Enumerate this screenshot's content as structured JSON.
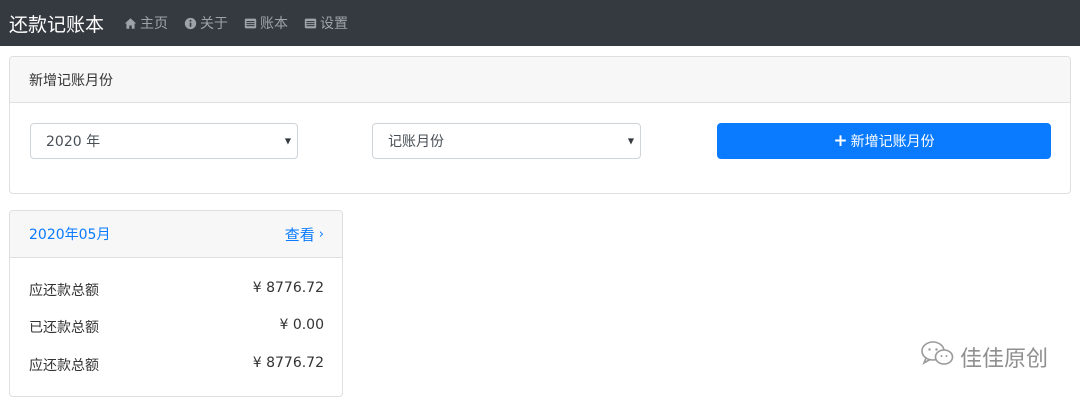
{
  "navbar": {
    "brand": "还款记账本",
    "items": [
      {
        "label": "主页",
        "icon": "home-icon"
      },
      {
        "label": "关于",
        "icon": "info-icon"
      },
      {
        "label": "账本",
        "icon": "list-icon"
      },
      {
        "label": "设置",
        "icon": "list-icon"
      }
    ]
  },
  "add_panel": {
    "header": "新增记账月份",
    "year_select": {
      "value": "2020 年"
    },
    "month_select": {
      "value": "记账月份"
    },
    "add_button": {
      "label": "新增记账月份",
      "icon": "plus-icon"
    }
  },
  "month_card": {
    "title": "2020年05月",
    "view_link": "查看",
    "rows": [
      {
        "label": "应还款总额",
        "amount": "¥ 8776.72"
      },
      {
        "label": "已还款总额",
        "amount": "¥ 0.00"
      },
      {
        "label": "应还款总额",
        "amount": "¥ 8776.72"
      }
    ]
  },
  "watermark": {
    "text": "佳佳原创",
    "icon": "wechat-icon"
  },
  "colors": {
    "navbar_bg": "#343a40",
    "primary": "#0a7bff",
    "header_bg": "#f7f7f7",
    "border": "#dfdfdf"
  }
}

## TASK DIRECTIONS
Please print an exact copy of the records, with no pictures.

## ANSWER BELOW
Enumerate this screenshot's content as structured JSON.
{
  "navbar": {
    "brand": "还款记账本",
    "items": [
      {
        "label": "主页",
        "icon": "home-icon"
      },
      {
        "label": "关于",
        "icon": "info-icon"
      },
      {
        "label": "账本",
        "icon": "list-icon"
      },
      {
        "label": "设置",
        "icon": "list-icon"
      }
    ]
  },
  "add_panel": {
    "header": "新增记账月份",
    "year_select": {
      "value": "2020 年"
    },
    "month_select": {
      "value": "记账月份"
    },
    "add_button": {
      "label": "新增记账月份",
      "icon": "plus-icon"
    }
  },
  "month_card": {
    "title": "2020年05月",
    "view_link": "查看",
    "rows": [
      {
        "label": "应还款总额",
        "amount": "¥ 8776.72"
      },
      {
        "label": "已还款总额",
        "amount": "¥ 0.00"
      },
      {
        "label": "应还款总额",
        "amount": "¥ 8776.72"
      }
    ]
  },
  "watermark": {
    "text": "佳佳原创",
    "icon": "wechat-icon"
  },
  "colors": {
    "navbar_bg": "#343a40",
    "primary": "#0a7bff",
    "header_bg": "#f7f7f7",
    "border": "#dfdfdf"
  }
}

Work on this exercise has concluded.